**EXERCISE:**
Retype every entry below without any change.

MATERIAL FOR THE TASK START

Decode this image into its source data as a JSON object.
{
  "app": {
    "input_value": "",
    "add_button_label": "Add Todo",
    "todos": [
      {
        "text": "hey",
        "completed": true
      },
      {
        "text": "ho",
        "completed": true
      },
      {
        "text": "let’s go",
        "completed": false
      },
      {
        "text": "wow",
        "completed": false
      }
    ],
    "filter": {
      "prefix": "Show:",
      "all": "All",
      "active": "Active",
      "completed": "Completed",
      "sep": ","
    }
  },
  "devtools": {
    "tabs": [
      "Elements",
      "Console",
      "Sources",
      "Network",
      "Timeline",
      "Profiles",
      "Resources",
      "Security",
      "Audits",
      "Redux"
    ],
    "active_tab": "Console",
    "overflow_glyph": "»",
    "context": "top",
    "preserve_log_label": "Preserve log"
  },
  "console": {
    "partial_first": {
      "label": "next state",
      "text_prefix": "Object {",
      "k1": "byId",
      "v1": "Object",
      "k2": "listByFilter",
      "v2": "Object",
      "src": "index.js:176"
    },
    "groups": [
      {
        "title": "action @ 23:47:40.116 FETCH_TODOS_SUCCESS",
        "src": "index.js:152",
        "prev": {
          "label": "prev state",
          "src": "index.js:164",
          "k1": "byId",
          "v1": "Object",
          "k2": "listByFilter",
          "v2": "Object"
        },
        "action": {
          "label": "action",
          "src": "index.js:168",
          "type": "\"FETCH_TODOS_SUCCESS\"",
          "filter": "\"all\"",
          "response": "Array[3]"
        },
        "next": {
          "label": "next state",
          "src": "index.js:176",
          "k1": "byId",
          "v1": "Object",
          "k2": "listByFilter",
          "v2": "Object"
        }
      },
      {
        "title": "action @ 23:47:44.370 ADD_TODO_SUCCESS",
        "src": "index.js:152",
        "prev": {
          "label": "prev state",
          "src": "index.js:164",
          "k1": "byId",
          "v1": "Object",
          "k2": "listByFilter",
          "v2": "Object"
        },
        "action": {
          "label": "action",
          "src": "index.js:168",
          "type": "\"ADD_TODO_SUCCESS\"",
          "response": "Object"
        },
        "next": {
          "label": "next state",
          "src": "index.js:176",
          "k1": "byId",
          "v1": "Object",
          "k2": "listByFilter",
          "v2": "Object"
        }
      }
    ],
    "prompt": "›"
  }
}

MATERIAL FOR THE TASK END

**ANSWER FOR THIS EXERCISE:**
Decode this image into its source data as a JSON object.
{
  "app": {
    "input_value": "",
    "add_button_label": "Add Todo",
    "todos": [
      {
        "text": "hey",
        "completed": true
      },
      {
        "text": "ho",
        "completed": true
      },
      {
        "text": "let’s go",
        "completed": false
      },
      {
        "text": "wow",
        "completed": false
      }
    ],
    "filter": {
      "prefix": "Show:",
      "all": "All",
      "active": "Active",
      "completed": "Completed",
      "sep": ","
    }
  },
  "devtools": {
    "tabs": [
      "Elements",
      "Console",
      "Sources",
      "Network",
      "Timeline",
      "Profiles",
      "Resources",
      "Security",
      "Audits",
      "Redux"
    ],
    "active_tab": "Console",
    "overflow_glyph": "»",
    "context": "top",
    "preserve_log_label": "Preserve log"
  },
  "console": {
    "partial_first": {
      "label": "next state",
      "text_prefix": "Object {",
      "k1": "byId",
      "v1": "Object",
      "k2": "listByFilter",
      "v2": "Object",
      "src": "index.js:176"
    },
    "groups": [
      {
        "title": "action @ 23:47:40.116 FETCH_TODOS_SUCCESS",
        "src": "index.js:152",
        "prev": {
          "label": "prev state",
          "src": "index.js:164",
          "k1": "byId",
          "v1": "Object",
          "k2": "listByFilter",
          "v2": "Object"
        },
        "action": {
          "label": "action",
          "src": "index.js:168",
          "type": "\"FETCH_TODOS_SUCCESS\"",
          "filter": "\"all\"",
          "response": "Array[3]"
        },
        "next": {
          "label": "next state",
          "src": "index.js:176",
          "k1": "byId",
          "v1": "Object",
          "k2": "listByFilter",
          "v2": "Object"
        }
      },
      {
        "title": "action @ 23:47:44.370 ADD_TODO_SUCCESS",
        "src": "index.js:152",
        "prev": {
          "label": "prev state",
          "src": "index.js:164",
          "k1": "byId",
          "v1": "Object",
          "k2": "listByFilter",
          "v2": "Object"
        },
        "action": {
          "label": "action",
          "src": "index.js:168",
          "type": "\"ADD_TODO_SUCCESS\"",
          "response": "Object"
        },
        "next": {
          "label": "next state",
          "src": "index.js:176",
          "k1": "byId",
          "v1": "Object",
          "k2": "listByFilter",
          "v2": "Object"
        }
      }
    ],
    "prompt": "›"
  }
}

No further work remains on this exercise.